◆ **WHAT NEEDS TO BE DONE**: Give the records again in full, exactly as they appear, but without the pictures.

*** Begin section ***

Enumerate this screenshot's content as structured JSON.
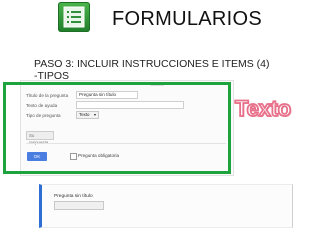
{
  "slide": {
    "title": "FORMULARIOS",
    "step_line1": "PASO 3: INCLUIR INSTRUCCIONES E ITEMS (4)",
    "step_line2": "-TIPOS",
    "callout": "Texto"
  },
  "editor": {
    "question_title_label": "Título de la pregunta",
    "question_title_value": "Pregunta sin título",
    "help_text_label": "Texto de ayuda",
    "help_text_value": "",
    "question_type_label": "Tipo de pregunta",
    "question_type_value": "Texto",
    "answer_preview": "Su respuesta",
    "ok_label": "OK",
    "required_label": "Pregunta obligatoria",
    "required_checked": false
  },
  "preview": {
    "question_label": "Pregunta sin título",
    "answer_value": ""
  },
  "colors": {
    "highlight": "#1fa33c",
    "callout_outline": "#e8708a",
    "ok_button": "#4a7de0",
    "preview_accent": "#2d6fd3"
  },
  "icons": {
    "app_icon": "google-forms-icon"
  }
}
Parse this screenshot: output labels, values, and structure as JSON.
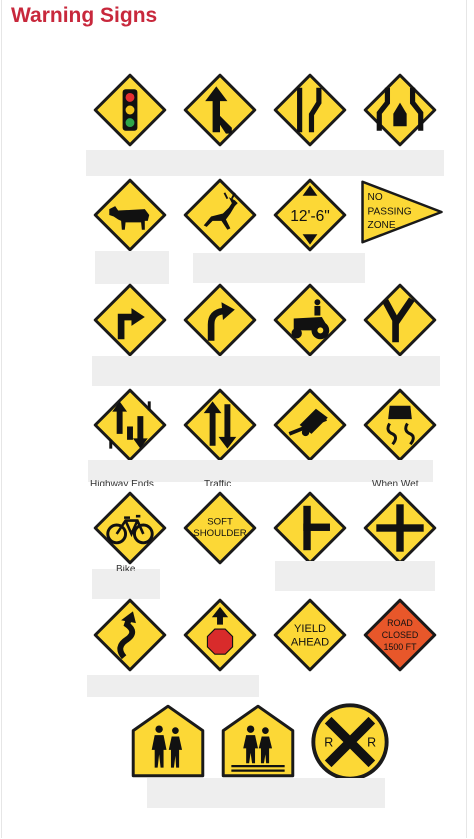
{
  "page": {
    "title": "Warning Signs"
  },
  "colors": {
    "title": "#c8283c",
    "sign_yellow": "#fcd836",
    "sign_orange": "#e8572a",
    "outline": "#1a1a1a",
    "answer_box": "#eeeeee"
  },
  "signs": {
    "no_passing": {
      "line1": "NO",
      "line2": "PASSING",
      "line3": "ZONE"
    },
    "low_clearance": {
      "text": "12'-6\""
    },
    "soft_shoulder": {
      "line1": "SOFT",
      "line2": "SHOULDER"
    },
    "yield_ahead": {
      "line1": "YIELD",
      "line2": "AHEAD"
    },
    "road_closed": {
      "line1": "ROAD",
      "line2": "CLOSED",
      "line3": "1500 FT"
    },
    "railroad": {
      "left": "R",
      "right": "R"
    }
  },
  "partial_labels": {
    "highway_ends": "Highway Ends",
    "traffic": "Traffic",
    "when_wet": "When Wet",
    "bike": "Bike"
  }
}
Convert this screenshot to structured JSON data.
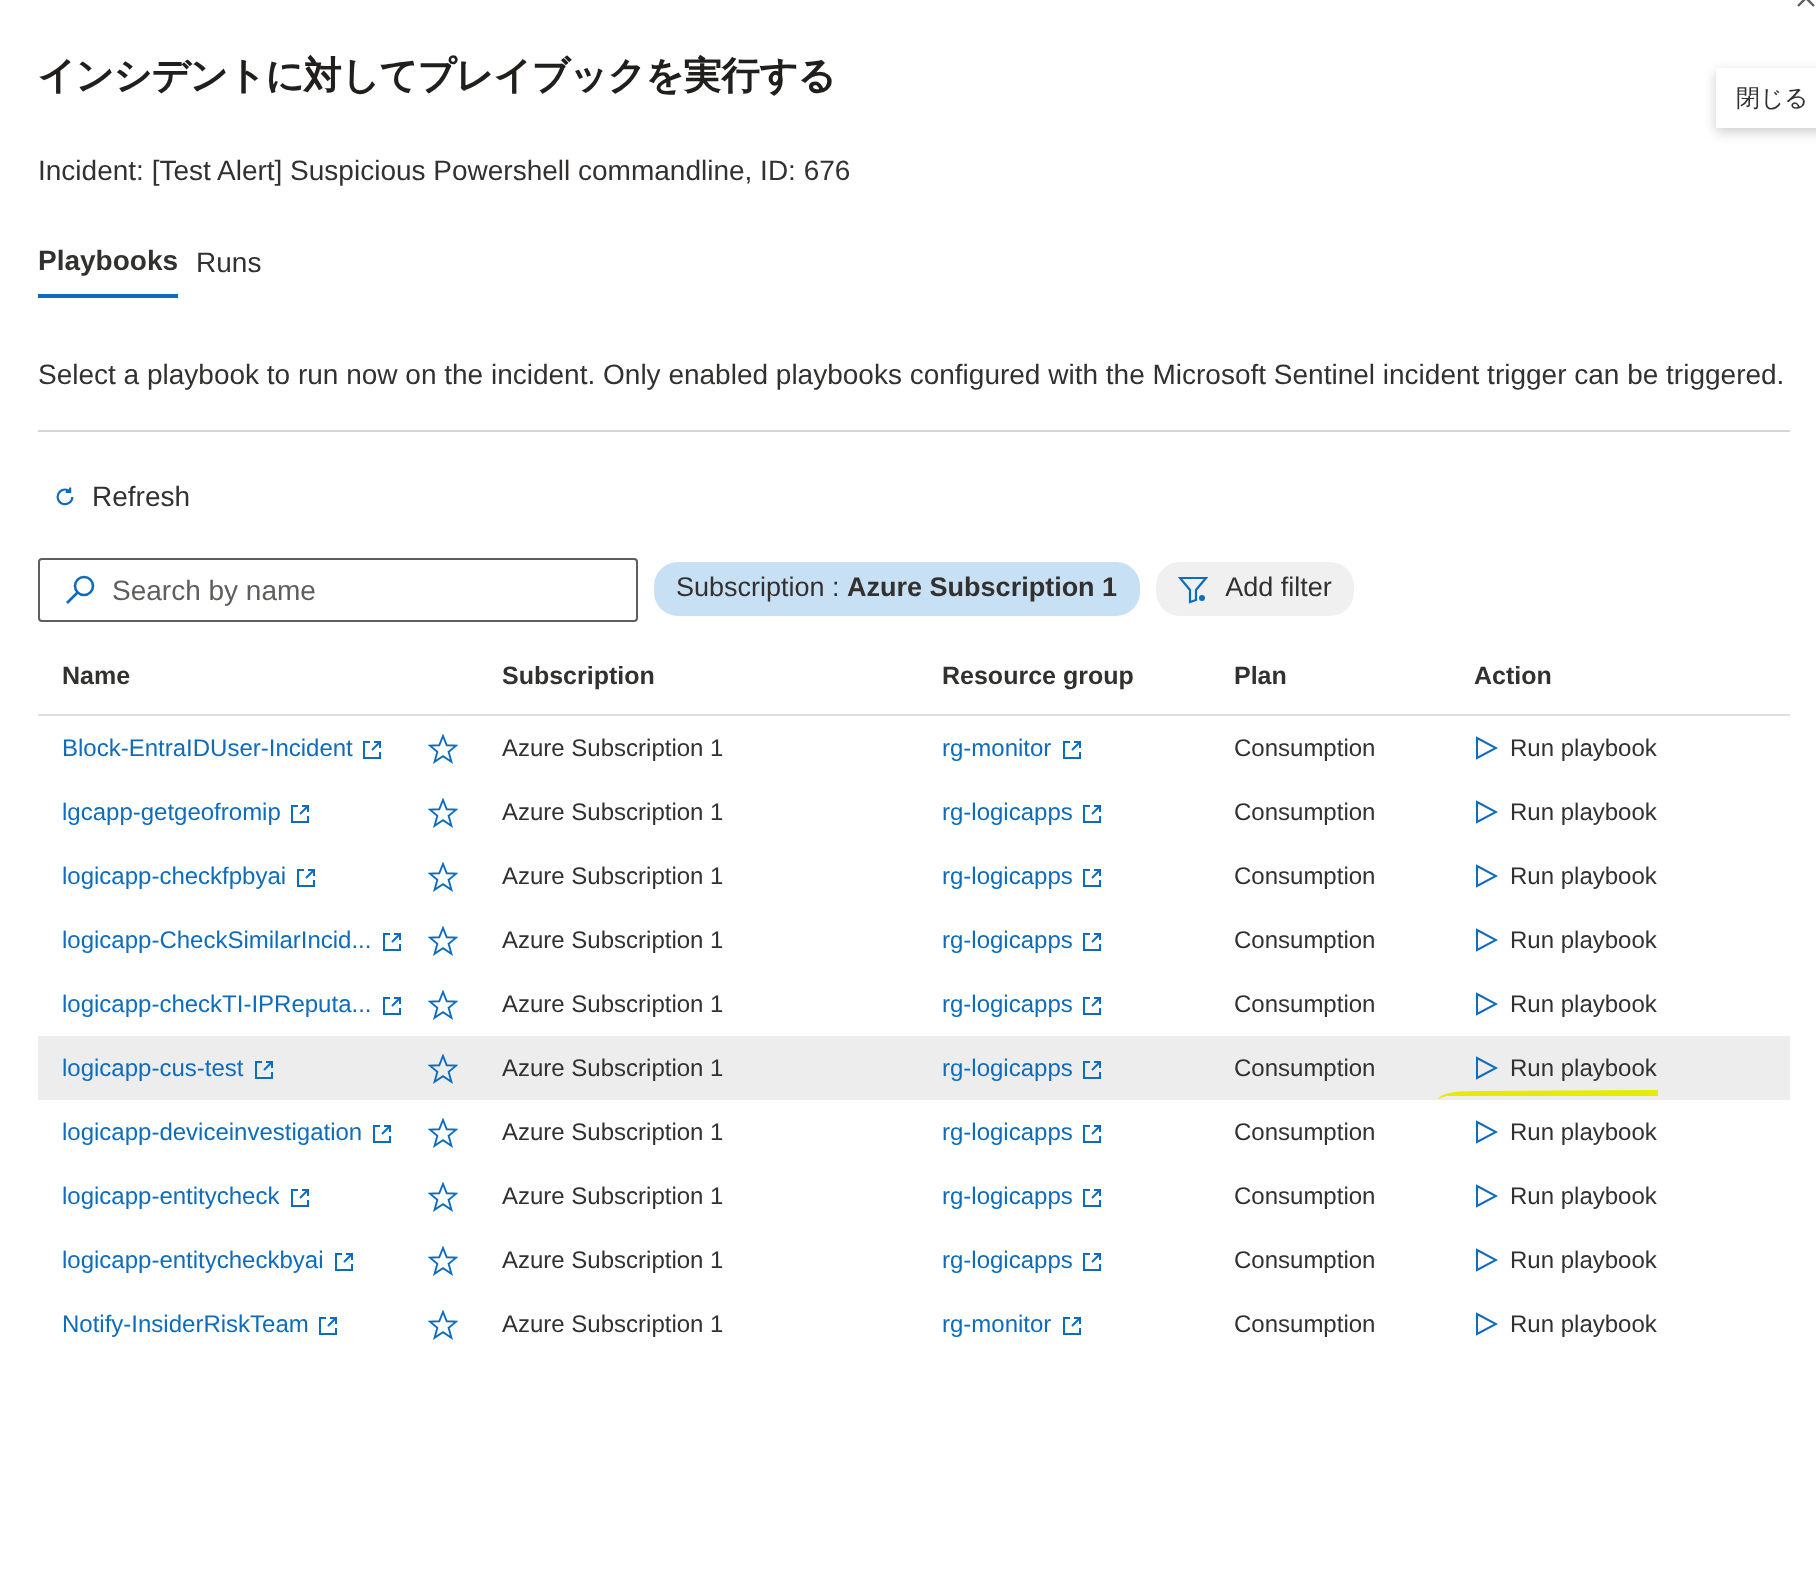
{
  "title": "インシデントに対してプレイブックを実行する",
  "close_tooltip": "閉じる",
  "incident": "Incident: [Test Alert] Suspicious Powershell commandline, ID: 676",
  "tabs": [
    {
      "label": "Playbooks",
      "selected": true
    },
    {
      "label": "Runs",
      "selected": false
    }
  ],
  "description": "Select a playbook to run now on the incident. Only enabled playbooks configured with the Microsoft Sentinel incident trigger can be triggered.",
  "refresh": "Refresh",
  "search": {
    "placeholder": "Search by name"
  },
  "filter_chip": {
    "label": "Subscription : ",
    "value": "Azure Subscription 1"
  },
  "add_filter": "Add filter",
  "table": {
    "columns": [
      "Name",
      "Subscription",
      "Resource group",
      "Plan",
      "Action"
    ],
    "rows": [
      {
        "name": "Block-EntraIDUser-Incident",
        "favorite": false,
        "subscription": "Azure Subscription 1",
        "resource_group": "rg-monitor",
        "plan": "Consumption",
        "action": "Run playbook",
        "selected": false,
        "highlighted": false
      },
      {
        "name": "lgcapp-getgeofromip",
        "favorite": false,
        "subscription": "Azure Subscription 1",
        "resource_group": "rg-logicapps",
        "plan": "Consumption",
        "action": "Run playbook",
        "selected": false,
        "highlighted": false
      },
      {
        "name": "logicapp-checkfpbyai",
        "favorite": false,
        "subscription": "Azure Subscription 1",
        "resource_group": "rg-logicapps",
        "plan": "Consumption",
        "action": "Run playbook",
        "selected": false,
        "highlighted": false
      },
      {
        "name": "logicapp-CheckSimilarIncid...",
        "favorite": false,
        "subscription": "Azure Subscription 1",
        "resource_group": "rg-logicapps",
        "plan": "Consumption",
        "action": "Run playbook",
        "selected": false,
        "highlighted": false
      },
      {
        "name": "logicapp-checkTI-IPReputa...",
        "favorite": false,
        "subscription": "Azure Subscription 1",
        "resource_group": "rg-logicapps",
        "plan": "Consumption",
        "action": "Run playbook",
        "selected": false,
        "highlighted": false
      },
      {
        "name": "logicapp-cus-test",
        "favorite": false,
        "subscription": "Azure Subscription 1",
        "resource_group": "rg-logicapps",
        "plan": "Consumption",
        "action": "Run playbook",
        "selected": true,
        "highlighted": true
      },
      {
        "name": "logicapp-deviceinvestigation",
        "favorite": false,
        "subscription": "Azure Subscription 1",
        "resource_group": "rg-logicapps",
        "plan": "Consumption",
        "action": "Run playbook",
        "selected": false,
        "highlighted": false
      },
      {
        "name": "logicapp-entitycheck",
        "favorite": false,
        "subscription": "Azure Subscription 1",
        "resource_group": "rg-logicapps",
        "plan": "Consumption",
        "action": "Run playbook",
        "selected": false,
        "highlighted": false
      },
      {
        "name": "logicapp-entitycheckbyai",
        "favorite": false,
        "subscription": "Azure Subscription 1",
        "resource_group": "rg-logicapps",
        "plan": "Consumption",
        "action": "Run playbook",
        "selected": false,
        "highlighted": false
      },
      {
        "name": "Notify-InsiderRiskTeam",
        "favorite": false,
        "subscription": "Azure Subscription 1",
        "resource_group": "rg-monitor",
        "plan": "Consumption",
        "action": "Run playbook",
        "selected": false,
        "highlighted": false
      }
    ]
  }
}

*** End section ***

◆ **SOLUTION TO THE PROBLEM**:
Enumerate this screenshot's content as structured JSON.
{
  "slide": {
    "title": "FORMULARIOS",
    "step_line1": "PASO 3: INCLUIR INSTRUCCIONES E ITEMS (4)",
    "step_line2": "-TIPOS",
    "callout": "Texto"
  },
  "editor": {
    "question_title_label": "Título de la pregunta",
    "question_title_value": "Pregunta sin título",
    "help_text_label": "Texto de ayuda",
    "help_text_value": "",
    "question_type_label": "Tipo de pregunta",
    "question_type_value": "Texto",
    "answer_preview": "Su respuesta",
    "ok_label": "OK",
    "required_label": "Pregunta obligatoria",
    "required_checked": false
  },
  "preview": {
    "question_label": "Pregunta sin título",
    "answer_value": ""
  },
  "colors": {
    "highlight": "#1fa33c",
    "callout_outline": "#e8708a",
    "ok_button": "#4a7de0",
    "preview_accent": "#2d6fd3"
  },
  "icons": {
    "app_icon": "google-forms-icon"
  }
}
Parse this screenshot: output labels, values, and structure as JSON.
{
  "page": {
    "title": "Warning Signs"
  },
  "colors": {
    "title": "#c8283c",
    "sign_yellow": "#fcd836",
    "sign_orange": "#e8572a",
    "outline": "#1a1a1a",
    "answer_box": "#eeeeee"
  },
  "signs": {
    "no_passing": {
      "line1": "NO",
      "line2": "PASSING",
      "line3": "ZONE"
    },
    "low_clearance": {
      "text": "12'-6\""
    },
    "soft_shoulder": {
      "line1": "SOFT",
      "line2": "SHOULDER"
    },
    "yield_ahead": {
      "line1": "YIELD",
      "line2": "AHEAD"
    },
    "road_closed": {
      "line1": "ROAD",
      "line2": "CLOSED",
      "line3": "1500 FT"
    },
    "railroad": {
      "left": "R",
      "right": "R"
    }
  },
  "partial_labels": {
    "highway_ends": "Highway Ends",
    "traffic": "Traffic",
    "when_wet": "When Wet",
    "bike": "Bike"
  }
}
Convert this screenshot to structured JSON data.
{
  "title": "インシデントに対してプレイブックを実行する",
  "close_tooltip": "閉じる",
  "incident": "Incident: [Test Alert] Suspicious Powershell commandline, ID: 676",
  "tabs": [
    {
      "label": "Playbooks",
      "selected": true
    },
    {
      "label": "Runs",
      "selected": false
    }
  ],
  "description": "Select a playbook to run now on the incident. Only enabled playbooks configured with the Microsoft Sentinel incident trigger can be triggered.",
  "refresh": "Refresh",
  "search": {
    "placeholder": "Search by name"
  },
  "filter_chip": {
    "label": "Subscription : ",
    "value": "Azure Subscription 1"
  },
  "add_filter": "Add filter",
  "table": {
    "columns": [
      "Name",
      "Subscription",
      "Resource group",
      "Plan",
      "Action"
    ],
    "rows": [
      {
        "name": "Block-EntraIDUser-Incident",
        "favorite": false,
        "subscription": "Azure Subscription 1",
        "resource_group": "rg-monitor",
        "plan": "Consumption",
        "action": "Run playbook",
        "selected": false,
        "highlighted": false
      },
      {
        "name": "lgcapp-getgeofromip",
        "favorite": false,
        "subscription": "Azure Subscription 1",
        "resource_group": "rg-logicapps",
        "plan": "Consumption",
        "action": "Run playbook",
        "selected": false,
        "highlighted": false
      },
      {
        "name": "logicapp-checkfpbyai",
        "favorite": false,
        "subscription": "Azure Subscription 1",
        "resource_group": "rg-logicapps",
        "plan": "Consumption",
        "action": "Run playbook",
        "selected": false,
        "highlighted": false
      },
      {
        "name": "logicapp-CheckSimilarIncid...",
        "favorite": false,
        "subscription": "Azure Subscription 1",
        "resource_group": "rg-logicapps",
        "plan": "Consumption",
        "action": "Run playbook",
        "selected": false,
        "highlighted": false
      },
      {
        "name": "logicapp-checkTI-IPReputa...",
        "favorite": false,
        "subscription": "Azure Subscription 1",
        "resource_group": "rg-logicapps",
        "plan": "Consumption",
        "action": "Run playbook",
        "selected": false,
        "highlighted": false
      },
      {
        "name": "logicapp-cus-test",
        "favorite": false,
        "subscription": "Azure Subscription 1",
        "resource_group": "rg-logicapps",
        "plan": "Consumption",
        "action": "Run playbook",
        "selected": true,
        "highlighted": true
      },
      {
        "name": "logicapp-deviceinvestigation",
        "favorite": false,
        "subscription": "Azure Subscription 1",
        "resource_group": "rg-logicapps",
        "plan": "Consumption",
        "action": "Run playbook",
        "selected": false,
        "highlighted": false
      },
      {
        "name": "logicapp-entitycheck",
        "favorite": false,
        "subscription": "Azure Subscription 1",
        "resource_group": "rg-logicapps",
        "plan": "Consumption",
        "action": "Run playbook",
        "selected": false,
        "highlighted": false
      },
      {
        "name": "logicapp-entitycheckbyai",
        "favorite": false,
        "subscription": "Azure Subscription 1",
        "resource_group": "rg-logicapps",
        "plan": "Consumption",
        "action": "Run playbook",
        "selected": false,
        "highlighted": false
      },
      {
        "name": "Notify-InsiderRiskTeam",
        "favorite": false,
        "subscription": "Azure Subscription 1",
        "resource_group": "rg-monitor",
        "plan": "Consumption",
        "action": "Run playbook",
        "selected": false,
        "highlighted": false
      }
    ]
  }
}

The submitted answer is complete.